no complete melt-down.

I'm sorry I wasn't able to devote 100% of my attention to all the 
other artists. I spent a fair amount of time with headphones one, 
getting my own system ready and figuring out what I was goint to do 
(I realize in retrospect that the last time I did this sort of 
performance was more than three years ago!).

Among those whose sets I did catch in their entirety were Jon and 
Matthias, Rick Walker, Ted and Dr. Bob, Tom Heasley, and Bill Walker. 
The Walkers are old friends (since the mid-70s!) from Santa Cruz, and 
I've had the chance to see both perform recently. I have a particular 
fondness for Rick's fine madness, and I've had a couple of recent 
opportunities to participate in it under the redwoods and in a 
retired bank. Bill has always been a terrific guitarist, but I am 
really knocked out by the clarity of both his playing and his 
compositional process.

It was certainly a treat and an honor to finally meet Matthias after 
all these years, especially in the company of Gary Hall and Larry 
"the O" Oppenheimer. I started performing with the PCM-42 back in 
1982 and over the years I've been privileged to become friends with 
its creator and with other practitioners of the fine art of DSP-based 
performance.
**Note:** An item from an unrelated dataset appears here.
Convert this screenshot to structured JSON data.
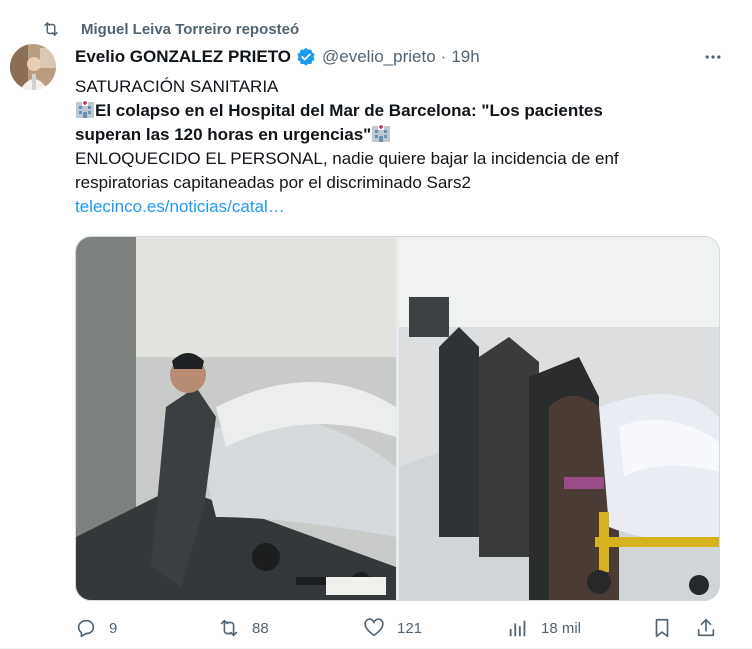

It's great to hang out socially with the creators of 
such tools and to find out they have weaknesses for such things as 
Komodo dragons.

Richard Zvonar, PhD
(818) 788-2202